WORK TO BE COMPLETED - Lines in the listing below that hold "data" are the ones to copy.
[Start of section]
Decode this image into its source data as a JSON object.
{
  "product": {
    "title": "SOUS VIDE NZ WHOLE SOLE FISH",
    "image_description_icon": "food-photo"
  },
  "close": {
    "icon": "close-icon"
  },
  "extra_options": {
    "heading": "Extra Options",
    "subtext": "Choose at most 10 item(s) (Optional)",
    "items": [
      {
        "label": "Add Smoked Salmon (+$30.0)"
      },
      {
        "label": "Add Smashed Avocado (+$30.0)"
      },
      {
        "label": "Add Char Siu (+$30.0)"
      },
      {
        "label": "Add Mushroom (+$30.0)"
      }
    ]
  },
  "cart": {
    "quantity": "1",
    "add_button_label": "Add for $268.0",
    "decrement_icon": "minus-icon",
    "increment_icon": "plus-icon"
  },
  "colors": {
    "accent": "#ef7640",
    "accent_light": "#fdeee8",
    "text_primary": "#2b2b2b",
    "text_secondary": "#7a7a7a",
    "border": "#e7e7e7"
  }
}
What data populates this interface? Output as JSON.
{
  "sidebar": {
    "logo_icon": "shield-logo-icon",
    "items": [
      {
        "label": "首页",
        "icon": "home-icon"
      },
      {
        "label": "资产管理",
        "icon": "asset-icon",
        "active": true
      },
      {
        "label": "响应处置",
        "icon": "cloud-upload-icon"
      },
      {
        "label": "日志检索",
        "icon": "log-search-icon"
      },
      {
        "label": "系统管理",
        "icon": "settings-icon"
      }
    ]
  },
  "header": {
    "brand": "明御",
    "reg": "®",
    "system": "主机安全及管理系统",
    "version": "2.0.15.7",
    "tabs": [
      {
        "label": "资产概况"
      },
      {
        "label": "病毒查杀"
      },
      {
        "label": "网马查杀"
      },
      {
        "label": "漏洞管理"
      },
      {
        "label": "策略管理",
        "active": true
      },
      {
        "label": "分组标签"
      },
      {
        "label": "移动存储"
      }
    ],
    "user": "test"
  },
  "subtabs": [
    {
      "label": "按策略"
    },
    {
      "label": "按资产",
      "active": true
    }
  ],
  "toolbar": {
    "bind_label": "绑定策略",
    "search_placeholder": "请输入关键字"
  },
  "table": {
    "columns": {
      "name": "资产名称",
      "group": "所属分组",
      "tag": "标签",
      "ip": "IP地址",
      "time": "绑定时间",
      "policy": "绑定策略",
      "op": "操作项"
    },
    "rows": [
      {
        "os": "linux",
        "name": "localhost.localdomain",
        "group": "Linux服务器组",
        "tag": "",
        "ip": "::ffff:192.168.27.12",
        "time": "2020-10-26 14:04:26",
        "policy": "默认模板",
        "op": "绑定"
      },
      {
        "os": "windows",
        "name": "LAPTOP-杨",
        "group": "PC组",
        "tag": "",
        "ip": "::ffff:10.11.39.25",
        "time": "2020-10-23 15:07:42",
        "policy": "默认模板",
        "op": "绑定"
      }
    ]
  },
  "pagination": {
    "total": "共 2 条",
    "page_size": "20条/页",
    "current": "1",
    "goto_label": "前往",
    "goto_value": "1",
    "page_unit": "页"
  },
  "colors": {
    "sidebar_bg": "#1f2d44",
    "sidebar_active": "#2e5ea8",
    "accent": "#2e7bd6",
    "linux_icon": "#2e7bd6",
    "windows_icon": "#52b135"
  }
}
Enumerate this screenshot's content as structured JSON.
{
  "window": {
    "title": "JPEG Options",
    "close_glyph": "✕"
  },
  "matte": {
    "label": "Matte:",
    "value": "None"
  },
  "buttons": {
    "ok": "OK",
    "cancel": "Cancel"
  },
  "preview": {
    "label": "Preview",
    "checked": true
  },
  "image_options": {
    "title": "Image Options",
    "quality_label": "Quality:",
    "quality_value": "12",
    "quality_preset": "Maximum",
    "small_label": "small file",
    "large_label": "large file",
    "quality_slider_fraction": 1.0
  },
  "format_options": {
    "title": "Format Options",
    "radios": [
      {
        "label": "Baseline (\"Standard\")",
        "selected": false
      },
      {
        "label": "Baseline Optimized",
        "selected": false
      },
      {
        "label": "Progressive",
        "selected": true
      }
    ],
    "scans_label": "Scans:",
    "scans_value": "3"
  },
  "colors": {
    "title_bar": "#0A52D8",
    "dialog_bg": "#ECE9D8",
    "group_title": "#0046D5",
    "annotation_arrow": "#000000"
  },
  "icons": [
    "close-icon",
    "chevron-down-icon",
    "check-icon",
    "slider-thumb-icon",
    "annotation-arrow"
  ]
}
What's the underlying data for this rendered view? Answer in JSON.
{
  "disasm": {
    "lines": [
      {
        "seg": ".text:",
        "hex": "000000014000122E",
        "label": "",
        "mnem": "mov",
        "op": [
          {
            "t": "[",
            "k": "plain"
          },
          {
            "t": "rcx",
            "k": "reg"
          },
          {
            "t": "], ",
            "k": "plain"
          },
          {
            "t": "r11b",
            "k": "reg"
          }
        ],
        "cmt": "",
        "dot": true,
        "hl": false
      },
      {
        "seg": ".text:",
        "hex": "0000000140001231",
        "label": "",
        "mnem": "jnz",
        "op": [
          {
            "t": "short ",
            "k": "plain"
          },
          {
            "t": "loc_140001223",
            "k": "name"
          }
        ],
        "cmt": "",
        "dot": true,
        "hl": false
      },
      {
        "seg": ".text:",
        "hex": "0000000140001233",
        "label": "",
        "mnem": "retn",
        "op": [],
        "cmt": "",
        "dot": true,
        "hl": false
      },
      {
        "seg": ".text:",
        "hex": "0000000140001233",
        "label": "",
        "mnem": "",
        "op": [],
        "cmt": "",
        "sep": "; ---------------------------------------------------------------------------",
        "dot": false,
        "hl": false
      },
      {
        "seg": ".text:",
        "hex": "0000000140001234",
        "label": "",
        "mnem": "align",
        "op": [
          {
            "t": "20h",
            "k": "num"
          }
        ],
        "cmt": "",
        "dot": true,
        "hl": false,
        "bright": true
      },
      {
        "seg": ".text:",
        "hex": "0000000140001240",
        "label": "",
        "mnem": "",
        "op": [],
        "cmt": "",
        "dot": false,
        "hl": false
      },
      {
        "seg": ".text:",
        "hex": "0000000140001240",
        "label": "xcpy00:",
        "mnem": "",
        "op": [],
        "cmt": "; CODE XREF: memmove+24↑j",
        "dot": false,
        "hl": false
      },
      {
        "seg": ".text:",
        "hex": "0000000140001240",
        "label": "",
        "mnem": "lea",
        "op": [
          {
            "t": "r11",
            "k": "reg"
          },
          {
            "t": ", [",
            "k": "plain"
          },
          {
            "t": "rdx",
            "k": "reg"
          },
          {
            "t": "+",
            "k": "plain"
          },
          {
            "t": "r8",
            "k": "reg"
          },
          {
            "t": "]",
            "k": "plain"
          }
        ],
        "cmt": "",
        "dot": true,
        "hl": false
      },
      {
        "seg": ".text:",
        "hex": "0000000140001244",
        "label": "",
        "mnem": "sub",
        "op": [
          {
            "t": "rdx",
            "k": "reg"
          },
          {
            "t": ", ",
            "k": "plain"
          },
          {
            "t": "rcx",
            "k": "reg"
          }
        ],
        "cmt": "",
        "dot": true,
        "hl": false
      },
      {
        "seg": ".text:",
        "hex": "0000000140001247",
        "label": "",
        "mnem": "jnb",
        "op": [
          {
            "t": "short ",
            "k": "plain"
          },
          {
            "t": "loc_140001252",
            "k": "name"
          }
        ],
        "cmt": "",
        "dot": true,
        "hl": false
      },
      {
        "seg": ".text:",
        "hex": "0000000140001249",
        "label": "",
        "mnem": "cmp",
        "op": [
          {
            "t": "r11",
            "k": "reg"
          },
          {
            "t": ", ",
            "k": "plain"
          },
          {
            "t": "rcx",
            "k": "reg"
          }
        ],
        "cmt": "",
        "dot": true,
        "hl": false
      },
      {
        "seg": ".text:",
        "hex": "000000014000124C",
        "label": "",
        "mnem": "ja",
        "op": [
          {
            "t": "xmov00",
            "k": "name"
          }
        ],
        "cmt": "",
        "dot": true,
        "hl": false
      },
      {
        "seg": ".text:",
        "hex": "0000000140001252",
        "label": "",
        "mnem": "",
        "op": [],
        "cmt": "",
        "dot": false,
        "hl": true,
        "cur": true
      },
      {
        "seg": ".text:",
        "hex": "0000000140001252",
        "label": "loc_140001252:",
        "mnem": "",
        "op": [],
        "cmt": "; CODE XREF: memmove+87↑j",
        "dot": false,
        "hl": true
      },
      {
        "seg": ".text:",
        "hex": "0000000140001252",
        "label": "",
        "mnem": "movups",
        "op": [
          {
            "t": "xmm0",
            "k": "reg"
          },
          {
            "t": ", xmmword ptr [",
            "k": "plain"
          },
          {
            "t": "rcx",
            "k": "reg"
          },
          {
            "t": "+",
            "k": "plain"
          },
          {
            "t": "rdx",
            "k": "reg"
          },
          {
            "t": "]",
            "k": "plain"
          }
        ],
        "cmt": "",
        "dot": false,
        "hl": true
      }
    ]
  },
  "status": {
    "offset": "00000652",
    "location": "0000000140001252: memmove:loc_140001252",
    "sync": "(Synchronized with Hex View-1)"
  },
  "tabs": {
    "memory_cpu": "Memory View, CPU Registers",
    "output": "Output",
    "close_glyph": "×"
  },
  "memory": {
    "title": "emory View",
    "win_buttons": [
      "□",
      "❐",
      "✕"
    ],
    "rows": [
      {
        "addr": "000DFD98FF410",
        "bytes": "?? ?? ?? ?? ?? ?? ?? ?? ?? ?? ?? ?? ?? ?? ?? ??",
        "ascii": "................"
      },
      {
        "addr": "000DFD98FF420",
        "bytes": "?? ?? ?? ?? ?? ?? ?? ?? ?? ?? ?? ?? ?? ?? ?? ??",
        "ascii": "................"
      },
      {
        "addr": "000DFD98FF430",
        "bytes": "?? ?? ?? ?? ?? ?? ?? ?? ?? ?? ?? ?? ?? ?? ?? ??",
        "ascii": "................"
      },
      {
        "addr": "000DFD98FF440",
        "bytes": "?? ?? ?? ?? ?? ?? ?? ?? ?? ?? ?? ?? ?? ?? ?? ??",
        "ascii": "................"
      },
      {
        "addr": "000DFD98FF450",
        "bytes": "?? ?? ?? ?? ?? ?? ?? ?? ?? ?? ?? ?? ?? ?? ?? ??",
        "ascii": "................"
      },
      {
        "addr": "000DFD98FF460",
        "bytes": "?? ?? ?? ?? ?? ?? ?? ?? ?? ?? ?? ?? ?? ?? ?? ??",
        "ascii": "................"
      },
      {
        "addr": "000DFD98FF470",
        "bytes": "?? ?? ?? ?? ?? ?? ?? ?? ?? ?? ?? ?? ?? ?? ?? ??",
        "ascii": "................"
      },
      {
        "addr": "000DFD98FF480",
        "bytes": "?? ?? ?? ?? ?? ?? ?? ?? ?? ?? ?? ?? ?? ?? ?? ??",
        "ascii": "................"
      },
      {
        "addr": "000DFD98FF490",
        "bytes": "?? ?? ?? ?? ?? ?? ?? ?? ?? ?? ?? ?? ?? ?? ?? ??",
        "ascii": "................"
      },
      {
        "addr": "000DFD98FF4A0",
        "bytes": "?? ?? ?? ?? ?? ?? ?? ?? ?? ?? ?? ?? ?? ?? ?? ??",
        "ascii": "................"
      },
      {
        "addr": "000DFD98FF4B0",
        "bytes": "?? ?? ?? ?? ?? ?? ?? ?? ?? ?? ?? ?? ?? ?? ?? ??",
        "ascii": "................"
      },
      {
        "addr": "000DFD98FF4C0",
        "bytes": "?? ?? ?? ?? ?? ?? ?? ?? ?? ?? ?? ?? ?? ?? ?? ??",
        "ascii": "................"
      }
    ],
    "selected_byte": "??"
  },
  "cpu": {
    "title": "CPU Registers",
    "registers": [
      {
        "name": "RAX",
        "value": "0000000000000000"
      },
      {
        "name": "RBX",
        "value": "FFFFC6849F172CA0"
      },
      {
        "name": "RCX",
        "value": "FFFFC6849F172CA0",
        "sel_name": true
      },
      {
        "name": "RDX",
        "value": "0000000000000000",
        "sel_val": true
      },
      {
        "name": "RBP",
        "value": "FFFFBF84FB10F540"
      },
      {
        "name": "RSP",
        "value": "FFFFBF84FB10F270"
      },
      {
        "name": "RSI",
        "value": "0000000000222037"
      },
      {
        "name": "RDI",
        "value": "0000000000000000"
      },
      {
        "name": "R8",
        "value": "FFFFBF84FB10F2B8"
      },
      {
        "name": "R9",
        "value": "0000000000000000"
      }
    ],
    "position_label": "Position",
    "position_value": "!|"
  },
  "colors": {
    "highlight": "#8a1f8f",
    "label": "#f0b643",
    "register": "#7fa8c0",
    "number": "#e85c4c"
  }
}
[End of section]
TASK ANSWER -
Decode this image into its source data as a JSON object.
What data populates this interface? Output as JSON.
What's the underlying data for this rendered view? Answer in JSON.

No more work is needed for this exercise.